§ **PROBLEM REQUIREMENTS**: Restate the entries below verbatim.

★ ★ ★ ★ ★ ★ ★

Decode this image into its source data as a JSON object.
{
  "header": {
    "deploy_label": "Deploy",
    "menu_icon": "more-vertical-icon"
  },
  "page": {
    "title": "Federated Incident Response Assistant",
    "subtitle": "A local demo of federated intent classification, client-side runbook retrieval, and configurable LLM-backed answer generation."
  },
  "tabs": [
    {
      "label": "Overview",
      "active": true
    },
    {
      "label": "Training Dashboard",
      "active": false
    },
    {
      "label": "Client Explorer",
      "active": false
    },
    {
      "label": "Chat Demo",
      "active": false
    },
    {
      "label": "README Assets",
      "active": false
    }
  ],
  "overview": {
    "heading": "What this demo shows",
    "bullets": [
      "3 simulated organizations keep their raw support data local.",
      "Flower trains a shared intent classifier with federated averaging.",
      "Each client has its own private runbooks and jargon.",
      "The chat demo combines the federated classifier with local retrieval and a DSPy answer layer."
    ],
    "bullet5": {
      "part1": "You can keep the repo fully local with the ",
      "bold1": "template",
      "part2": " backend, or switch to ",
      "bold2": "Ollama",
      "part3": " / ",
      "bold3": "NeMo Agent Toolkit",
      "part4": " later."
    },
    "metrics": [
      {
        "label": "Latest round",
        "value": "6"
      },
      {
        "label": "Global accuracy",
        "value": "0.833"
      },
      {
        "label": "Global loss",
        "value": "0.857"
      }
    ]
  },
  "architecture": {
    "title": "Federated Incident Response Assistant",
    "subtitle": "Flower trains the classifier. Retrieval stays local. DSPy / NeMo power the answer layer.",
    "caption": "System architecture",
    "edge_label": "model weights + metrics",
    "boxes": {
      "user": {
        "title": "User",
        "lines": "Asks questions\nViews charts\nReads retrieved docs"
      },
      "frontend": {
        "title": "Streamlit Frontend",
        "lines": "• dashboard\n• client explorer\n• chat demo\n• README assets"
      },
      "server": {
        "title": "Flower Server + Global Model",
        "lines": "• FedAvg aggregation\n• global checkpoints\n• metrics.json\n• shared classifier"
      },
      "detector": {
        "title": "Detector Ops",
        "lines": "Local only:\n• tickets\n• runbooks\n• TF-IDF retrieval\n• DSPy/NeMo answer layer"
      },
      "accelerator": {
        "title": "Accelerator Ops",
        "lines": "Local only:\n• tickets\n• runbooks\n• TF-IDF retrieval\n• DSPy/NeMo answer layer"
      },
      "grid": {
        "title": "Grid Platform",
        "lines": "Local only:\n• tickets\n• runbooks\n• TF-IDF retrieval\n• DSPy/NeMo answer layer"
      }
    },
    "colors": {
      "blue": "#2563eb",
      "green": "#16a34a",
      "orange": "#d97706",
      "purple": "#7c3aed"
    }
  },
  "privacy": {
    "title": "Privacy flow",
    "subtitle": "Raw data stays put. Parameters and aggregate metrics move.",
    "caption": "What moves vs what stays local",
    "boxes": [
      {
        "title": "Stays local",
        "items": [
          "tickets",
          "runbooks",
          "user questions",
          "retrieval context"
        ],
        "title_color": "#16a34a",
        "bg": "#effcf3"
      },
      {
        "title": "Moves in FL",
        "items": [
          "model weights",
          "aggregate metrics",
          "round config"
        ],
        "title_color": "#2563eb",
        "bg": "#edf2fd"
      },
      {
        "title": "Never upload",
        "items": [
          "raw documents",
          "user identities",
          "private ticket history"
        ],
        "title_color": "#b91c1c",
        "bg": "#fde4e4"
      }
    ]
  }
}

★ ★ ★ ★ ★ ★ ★

§ **SOLUTION FOR THIS TASK**:
Decode this image into its source data as a JSON object.
{
  "header": {
    "deploy_label": "Deploy",
    "menu_icon": "more-vertical-icon"
  },
  "page": {
    "title": "Federated Incident Response Assistant",
    "subtitle": "A local demo of federated intent classification, client-side runbook retrieval, and configurable LLM-backed answer generation."
  },
  "tabs": [
    {
      "label": "Overview",
      "active": true
    },
    {
      "label": "Training Dashboard",
      "active": false
    },
    {
      "label": "Client Explorer",
      "active": false
    },
    {
      "label": "Chat Demo",
      "active": false
    },
    {
      "label": "README Assets",
      "active": false
    }
  ],
  "overview": {
    "heading": "What this demo shows",
    "bullets": [
      "3 simulated organizations keep their raw support data local.",
      "Flower trains a shared intent classifier with federated averaging.",
      "Each client has its own private runbooks and jargon.",
      "The chat demo combines the federated classifier with local retrieval and a DSPy answer layer."
    ],
    "bullet5": {
      "part1": "You can keep the repo fully local with the ",
      "bold1": "template",
      "part2": " backend, or switch to ",
      "bold2": "Ollama",
      "part3": " / ",
      "bold3": "NeMo Agent Toolkit",
      "part4": " later."
    },
    "metrics": [
      {
        "label": "Latest round",
        "value": "6"
      },
      {
        "label": "Global accuracy",
        "value": "0.833"
      },
      {
        "label": "Global loss",
        "value": "0.857"
      }
    ]
  },
  "architecture": {
    "title": "Federated Incident Response Assistant",
    "subtitle": "Flower trains the classifier. Retrieval stays local. DSPy / NeMo power the answer layer.",
    "caption": "System architecture",
    "edge_label": "model weights + metrics",
    "boxes": {
      "user": {
        "title": "User",
        "lines": "Asks questions\nViews charts\nReads retrieved docs"
      },
      "frontend": {
        "title": "Streamlit Frontend",
        "lines": "• dashboard\n• client explorer\n• chat demo\n• README assets"
      },
      "server": {
        "title": "Flower Server + Global Model",
        "lines": "• FedAvg aggregation\n• global checkpoints\n• metrics.json\n• shared classifier"
      },
      "detector": {
        "title": "Detector Ops",
        "lines": "Local only:\n• tickets\n• runbooks\n• TF-IDF retrieval\n• DSPy/NeMo answer layer"
      },
      "accelerator": {
        "title": "Accelerator Ops",
        "lines": "Local only:\n• tickets\n• runbooks\n• TF-IDF retrieval\n• DSPy/NeMo answer layer"
      },
      "grid": {
        "title": "Grid Platform",
        "lines": "Local only:\n• tickets\n• runbooks\n• TF-IDF retrieval\n• DSPy/NeMo answer layer"
      }
    },
    "colors": {
      "blue": "#2563eb",
      "green": "#16a34a",
      "orange": "#d97706",
      "purple": "#7c3aed"
    }
  },
  "privacy": {
    "title": "Privacy flow",
    "subtitle": "Raw data stays put. Parameters and aggregate metrics move.",
    "caption": "What moves vs what stays local",
    "boxes": [
      {
        "title": "Stays local",
        "items": [
          "tickets",
          "runbooks",
          "user questions",
          "retrieval context"
        ],
        "title_color": "#16a34a",
        "bg": "#effcf3"
      },
      {
        "title": "Moves in FL",
        "items": [
          "model weights",
          "aggregate metrics",
          "round config"
        ],
        "title_color": "#2563eb",
        "bg": "#edf2fd"
      },
      {
        "title": "Never upload",
        "items": [
          "raw documents",
          "user identities",
          "private ticket history"
        ],
        "title_color": "#b91c1c",
        "bg": "#fde4e4"
      }
    ]
  }
}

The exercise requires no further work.